- TASK STATEMENT
The lines to return are those below that contain the word "picture".

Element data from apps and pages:
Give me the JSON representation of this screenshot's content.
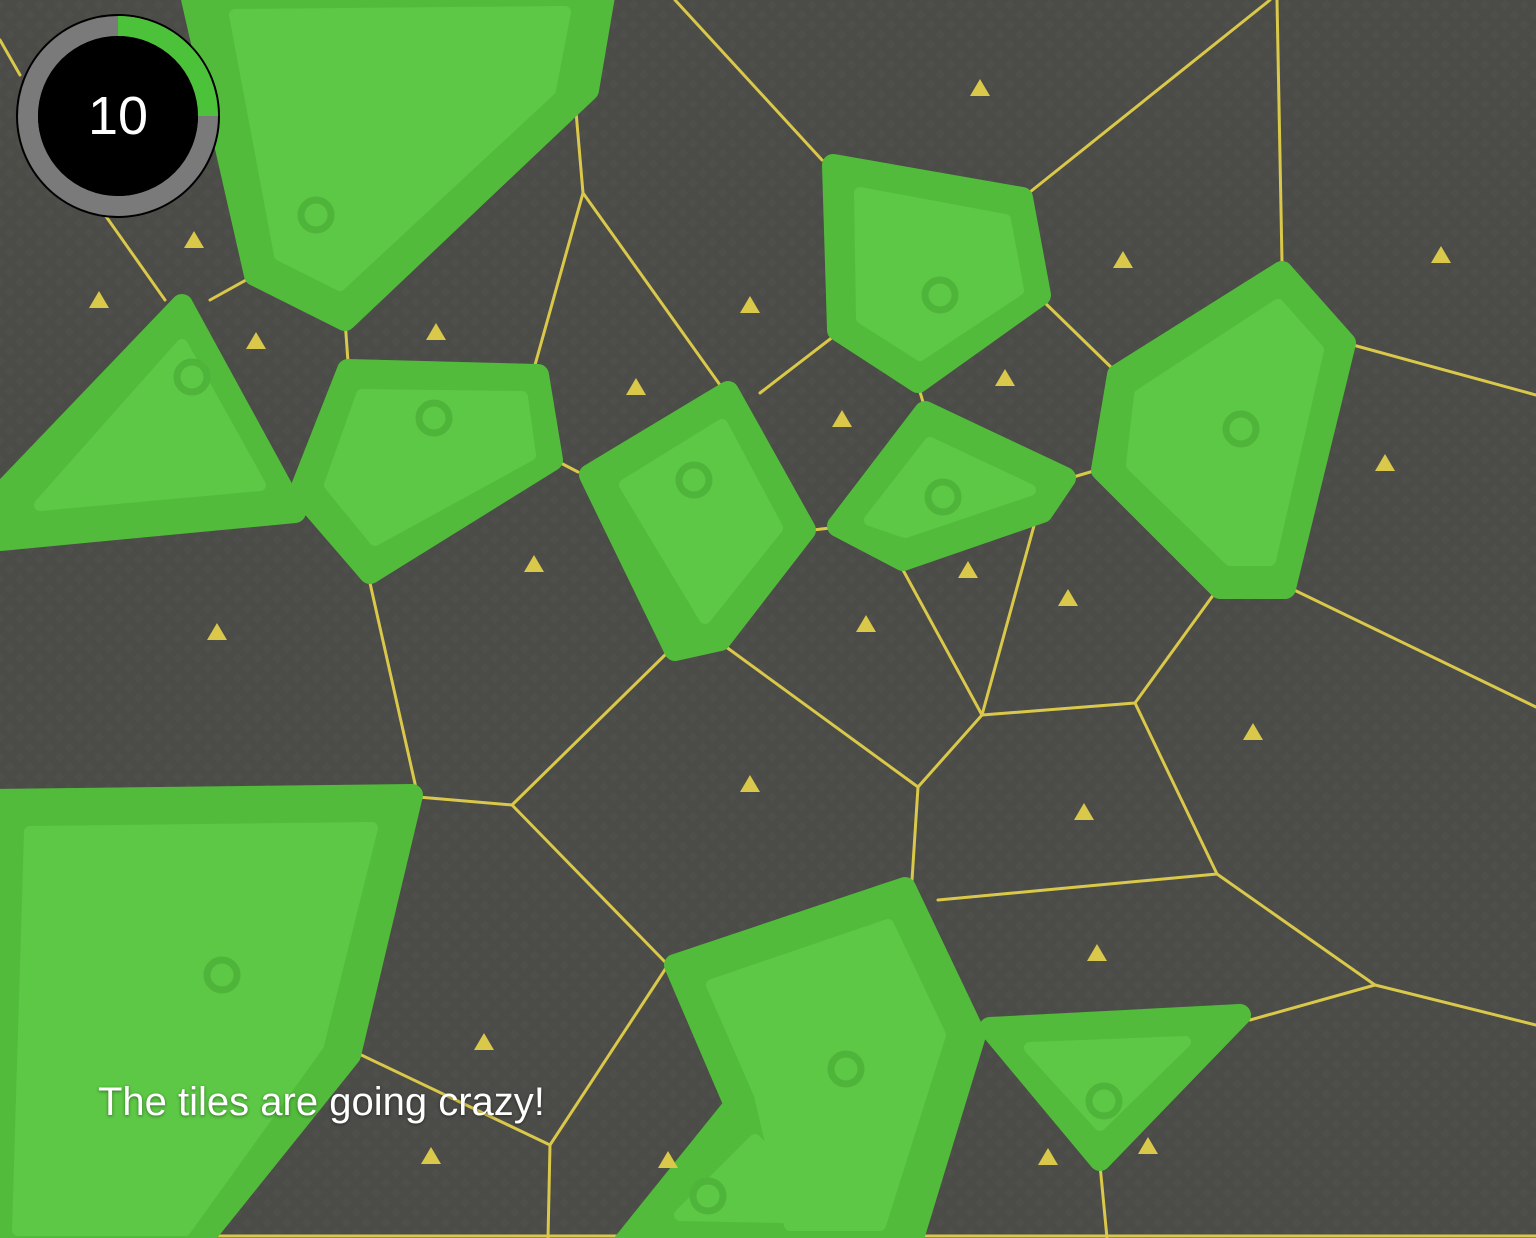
{
  "game": {
    "timer_value": "10",
    "timer_progress": 0.25,
    "message": "The tiles are going crazy!"
  },
  "colors": {
    "background": "#4b4b47",
    "grid_line": "#d9c84a",
    "tile_outer": "#52bb3b",
    "tile_inner": "#5cc845",
    "marker": "#d9c84a",
    "timer_fill": "#000000",
    "timer_ring": "#7a7a7a",
    "timer_progress": "#4cc23a"
  },
  "board": {
    "captured_tile_count": 13,
    "marker_count": 31
  }
}
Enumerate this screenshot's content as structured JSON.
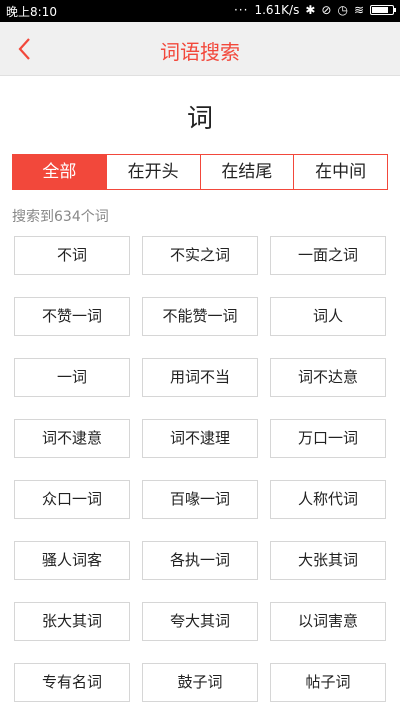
{
  "status_bar": {
    "time": "晚上8:10",
    "network_speed": "1.61K/s",
    "battery_level": 0.8
  },
  "header": {
    "title": "词语搜索",
    "back_icon": "chevron-left-icon"
  },
  "search": {
    "keyword": "词",
    "tabs": [
      {
        "label": "全部",
        "active": true
      },
      {
        "label": "在开头",
        "active": false
      },
      {
        "label": "在结尾",
        "active": false
      },
      {
        "label": "在中间",
        "active": false
      }
    ],
    "result_count_text": "搜索到634个词"
  },
  "results": [
    "不词",
    "不实之词",
    "一面之词",
    "不赞一词",
    "不能赞一词",
    "词人",
    "一词",
    "用词不当",
    "词不达意",
    "词不逮意",
    "词不逮理",
    "万口一词",
    "众口一词",
    "百喙一词",
    "人称代词",
    "骚人词客",
    "各执一词",
    "大张其词",
    "张大其词",
    "夸大其词",
    "以词害意",
    "专有名词",
    "鼓子词",
    "帖子词"
  ],
  "colors": {
    "accent": "#f2483b",
    "header_bg": "#f0f0f0",
    "status_bar_bg": "#000000"
  }
}
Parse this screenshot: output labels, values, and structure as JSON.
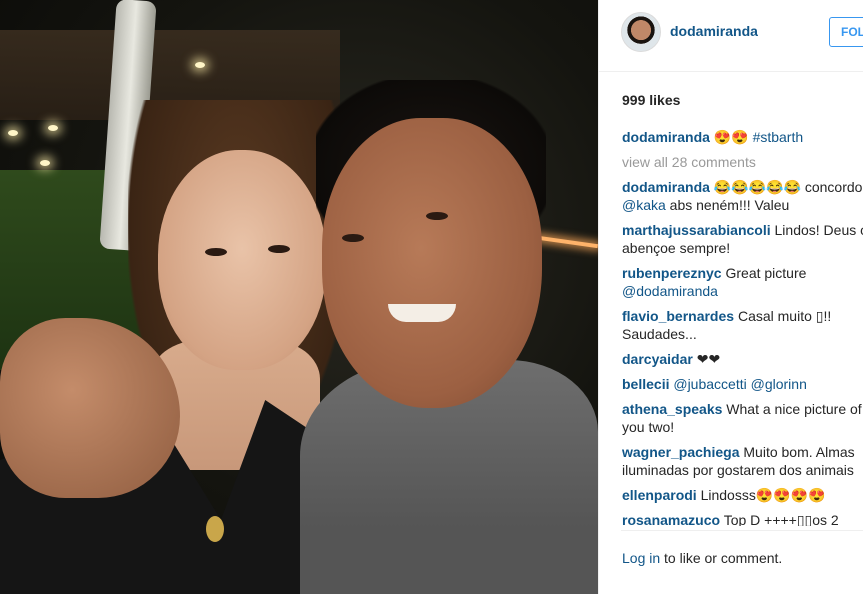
{
  "photo": {
    "icon": "selfie-photo"
  },
  "header": {
    "username": "dodamiranda",
    "follow_label": "FOLLOW"
  },
  "likes": "999 likes",
  "caption": {
    "user": "dodamiranda",
    "emoji": "😍😍",
    "tag": "#stbarth"
  },
  "view_all": "view all 28 comments",
  "comments": [
    {
      "user": "dodamiranda",
      "line1": "😂😂😂😂😂 concordo",
      "mention": "@kaka",
      "line2": " abs neném!!! Valeu"
    },
    {
      "user": "marthajussarabiancoli",
      "line1": "Lindos! Deus os",
      "line2": "abençoe sempre!"
    },
    {
      "user": "rubenpereznyc",
      "line1": "Great picture",
      "mention": "@dodamiranda"
    },
    {
      "user": "flavio_bernardes",
      "line1": "Casal muito ▯!!",
      "line2": "Saudades..."
    },
    {
      "user": "darcyaidar",
      "line1": "❤❤"
    },
    {
      "user": "bellecii",
      "mention1": "@jubaccetti",
      "mention2": "@glorinn"
    },
    {
      "user": "athena_speaks",
      "line1": "What a nice picture of",
      "line2": "you two!"
    },
    {
      "user": "wagner_pachiega",
      "line1": "Muito bom. Almas",
      "line2": "iluminadas por gostarem dos animais"
    },
    {
      "user": "ellenparodi",
      "line1": "Lindosss😍😍😍😍"
    },
    {
      "user": "rosanamazuco",
      "line1": "Top D ++++▯▯os 2"
    }
  ],
  "footer": {
    "login": "Log in",
    "rest": " to like or comment."
  }
}
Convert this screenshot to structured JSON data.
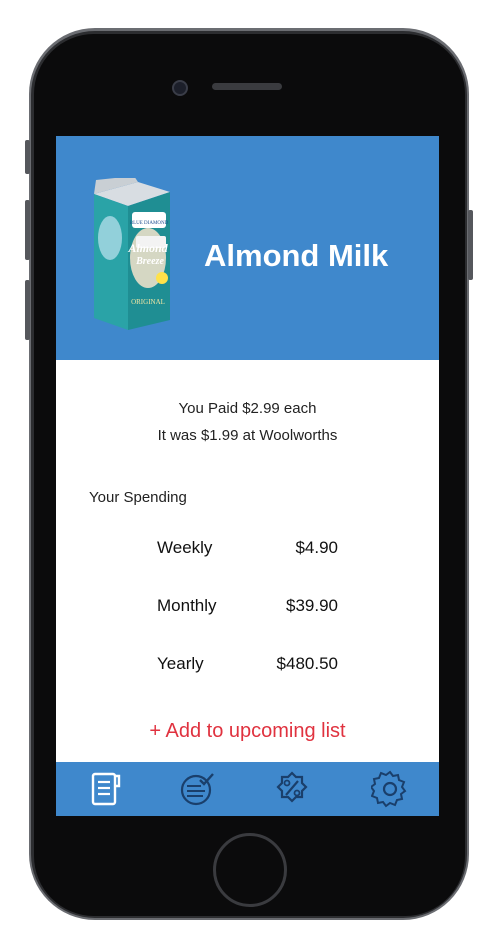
{
  "product": {
    "name": "Almond Milk",
    "image_icon": "almond-milk-carton",
    "carton_brand": "Almond Breeze",
    "carton_maker": "BLUE DIAMOND ALMONDS",
    "carton_variant": "ORIGINAL"
  },
  "price_info": {
    "paid": "You Paid $2.99 each",
    "comparison": "It was $1.99 at Woolworths"
  },
  "spending": {
    "title": "Your Spending",
    "rows": [
      {
        "label": "Weekly",
        "value": "$4.90"
      },
      {
        "label": "Monthly",
        "value": "$39.90"
      },
      {
        "label": "Yearly",
        "value": "$480.50"
      }
    ]
  },
  "actions": {
    "add_label": "+ Add to upcoming list"
  },
  "tabbar": {
    "items": [
      {
        "icon": "receipt-icon",
        "active": true
      },
      {
        "icon": "checklist-icon",
        "active": false
      },
      {
        "icon": "discount-icon",
        "active": false
      },
      {
        "icon": "settings-icon",
        "active": false
      }
    ]
  },
  "colors": {
    "accent": "#3f88cc",
    "add_link": "#e0323f",
    "active_tab_icon": "#ffffff",
    "inactive_tab_icon": "#1a3f6b"
  }
}
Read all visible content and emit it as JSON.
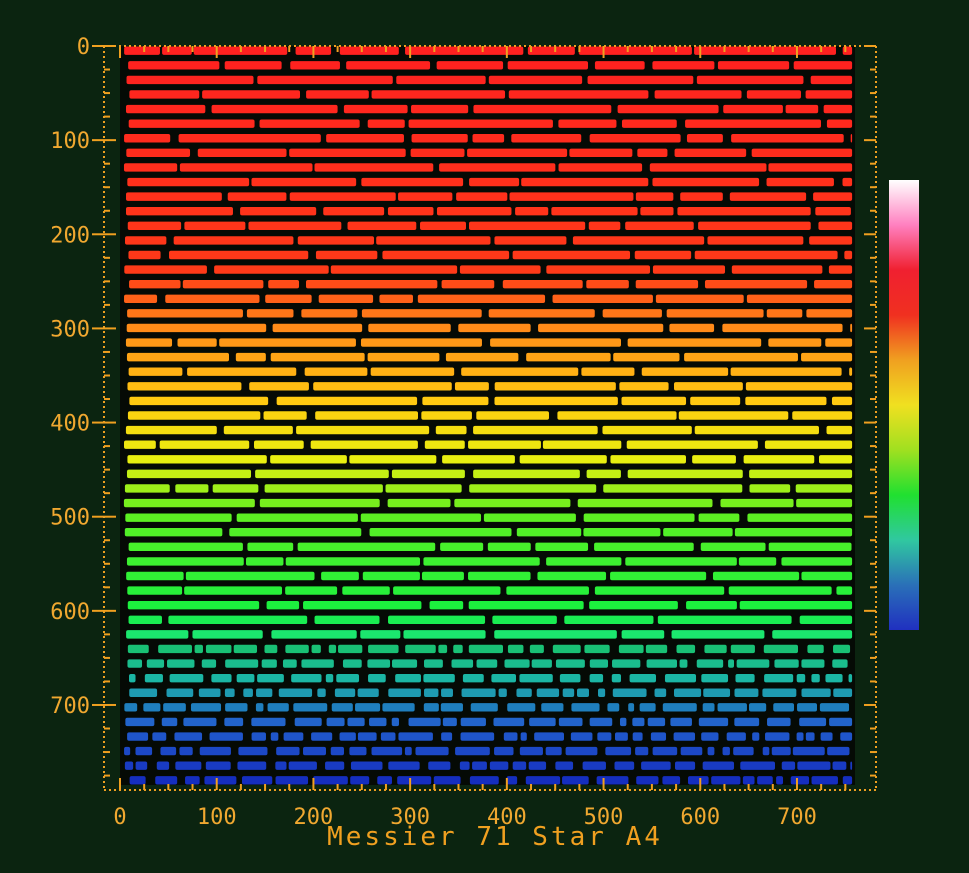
{
  "chart_data": {
    "type": "heatmap",
    "title": "Messier 71 Star A4",
    "xlim": [
      0,
      760
    ],
    "ylim": [
      0,
      785
    ],
    "y_inverted": true,
    "x_ticks": [
      0,
      100,
      200,
      300,
      400,
      500,
      600,
      700
    ],
    "y_ticks": [
      0,
      100,
      200,
      300,
      400,
      500,
      600,
      700
    ],
    "x_tick_labels": [
      "0",
      "100",
      "200",
      "300",
      "400",
      "500",
      "600",
      "700"
    ],
    "y_tick_labels": [
      "0",
      "100",
      "200",
      "300",
      "400",
      "500",
      "600",
      "700"
    ],
    "grid": false,
    "colorbar": {
      "placement": "right",
      "stops": [
        "#2030c0",
        "#2a70b8",
        "#30c8a0",
        "#20e030",
        "#a0e020",
        "#f0e020",
        "#f0a020",
        "#f03020",
        "#f02030",
        "#ff80c0",
        "#ffffff"
      ]
    },
    "row_spacing": 15.5,
    "row_start": 5,
    "row_end": 782,
    "gradient_stops": [
      {
        "y": 0,
        "color": "#ff2020"
      },
      {
        "y": 240,
        "color": "#ff3a18"
      },
      {
        "y": 300,
        "color": "#ff8c18"
      },
      {
        "y": 380,
        "color": "#ffcc10"
      },
      {
        "y": 440,
        "color": "#e8f010"
      },
      {
        "y": 495,
        "color": "#60f020"
      },
      {
        "y": 600,
        "color": "#18f040"
      },
      {
        "y": 670,
        "color": "#20d8c0"
      },
      {
        "y": 720,
        "color": "#2870f0"
      },
      {
        "y": 785,
        "color": "#1830e0"
      }
    ]
  },
  "colors": {
    "background": "#0b2410",
    "axis": "#f0a020",
    "tick_label": "#f0a830",
    "title": "#f0a020"
  }
}
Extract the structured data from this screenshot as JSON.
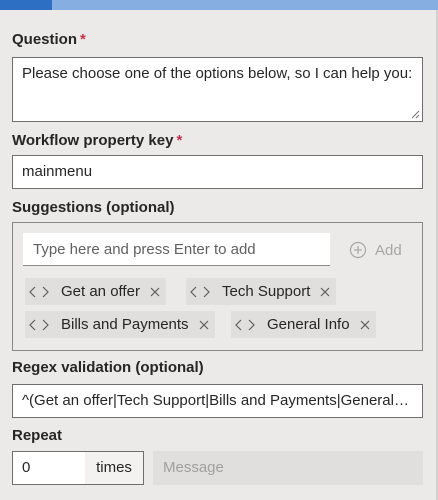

- RESULT
      "line1": "Great picture",
      "line1": "What a nice picture of",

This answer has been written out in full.